The UK has been battling through some high winds the last few days, hence the 68 mph wind gusts recorded near my house on Friday. But I was hoping that they would blow through and be gone, and the ever-changing forcast reflected my hopes, with projected calm winds for the duration of the Open5. That is, until the morning of the race, when they suddenly jumped back up to gale force and beyond again. Oh, and rain. A lot.
This, my second adventure race, was held in Kirkby Stephen, in the Yorkshire Dales. I recruited my friend Adrian to go around with me so we could
|Photos courtesy of Open Adventure|
The transition area was a farmer's field, so saturated with rain that every step sent more water surging into my shoes. We wrapped our transition gear in a plastic bag to keep it dry while we raced, but the wind gusts blew open my bag while we were gone, soaking it all. By the time I came back to it, I was totally soaked as well, so it didn't really matter. We headed out on the bike first, got the list of control point descriptions, and hurredly replotted our route based on the points each were worth. Our first point took us back over the ford footbridge, and then up onto the moorlands. It was at that moment that we discovered the wind was much stronger than anticipated, and blowing the worst over the tops of the fells. At times it was all I could do to push my bike up the hillside, trying not to get blown over sideways, enduring the stinging pellets of horizontal raindrops, and barely able to see through my fogged-up sunglasses.
It was a sufferfest during the hours we were out on the mountain bike. At times we found ourselves barely moving forward, even going downhill, as the 60 mph+ wind gusts impersonated a solid wall impeding our movements. But on occasional sections, we were on paved roads with the wind at our backs, and really flew. I swear the wind actually blew me UP a few hills and I wasn't even pedaling. Many of the roads had major flooded sections (flat roads + high curbs + rain = standing water), and I learned that I could actually ride through water so deep that each turn of the pedals gave my feet a dunking. After a few such episodes, I started hitting the flood sections at full speed, laughing hysterically as a V of water jetted up from my wheels.
Photos of the day, none of me :( are on Open Adventure's Facebook page They brilliantly show the floods that I can only describe in words...
Oh, and here's an actual video of the event, thanks Simon for posting this!
After three hours, our feet were frozen and it was time to get some running in. We ditched the bikes, and Adrian got to experience his first Bike-to-Run transition, which as you can imagine, hurts quite badly. We started out as a shuffle, picking our way up the moors until our feet got some pins and needles of feeling back in them. In a moment of insanity (it was worth a lot of points) we aimed for the control at the Trig point on the fell summit.

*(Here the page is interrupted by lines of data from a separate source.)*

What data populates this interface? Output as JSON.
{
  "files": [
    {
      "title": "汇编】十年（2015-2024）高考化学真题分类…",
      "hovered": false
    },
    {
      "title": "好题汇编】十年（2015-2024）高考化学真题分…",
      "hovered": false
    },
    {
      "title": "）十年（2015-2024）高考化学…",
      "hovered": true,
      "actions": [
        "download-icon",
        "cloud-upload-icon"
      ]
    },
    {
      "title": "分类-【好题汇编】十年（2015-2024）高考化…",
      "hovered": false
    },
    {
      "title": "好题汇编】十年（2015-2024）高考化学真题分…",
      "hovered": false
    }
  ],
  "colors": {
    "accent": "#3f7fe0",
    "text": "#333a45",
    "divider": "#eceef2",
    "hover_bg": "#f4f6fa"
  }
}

The winds were blowing even harder by that time, and each step required leaning into the wind. We then scoured the map for points in the valleys instead, and started heading down with the wind. The screaming wind, I should add, prevented me from hearing a single "beep" of the dibbler controls the entire day...at times we couldn't even shout to each other and be heard, and I kept a death grip on my map lest it end up
I have never experienced such a wet, windy day in my life. After a short time, my feet were so wet I couldn't even tell I was squelching through water anymore. Normally I kind of dance around muddy gate openings, but it didn't even matter this time....over 5 hours, I probably stepped in or pedaled through thousands of puddles. Amazingly enough, my shoes never got sucked off my feet. And my bike by the end, far from being dirty, was cleaner than when I got it out that morning. A 5 hour car wash, of sorts! We finished with a few minutes to spare, packed up our soaking kit from transition, and congratulated each other on surviving.
The final three miles back to the car, we had the wind gusting at our back, busting through more sections of flooded road and generally soaking anything not already wet. Arriving at the ford, we were shocked to see that it had risen even higher, requiring walking in water over our knees to get to the start of the footbridge. A river in flood is a very scary sight. Turns out that it had crested just at the moment we were going over it. (See chart below)
|Check out the peak of the flood stage - 15:00, right when we were finishing the race|
At some point during the day, Adrian turned to me and said, "There is no way that anyone will understand how bad it was out here...it's undescribable." The entire day was about surviving. The wind, the rain, the puddles, the floods, the fog, and the chill. We speculated that if it had been a few degrees colder (it was about 45 degrees out) we would have become hypothermic instead of energetically pedaling through the puddles to keep warm.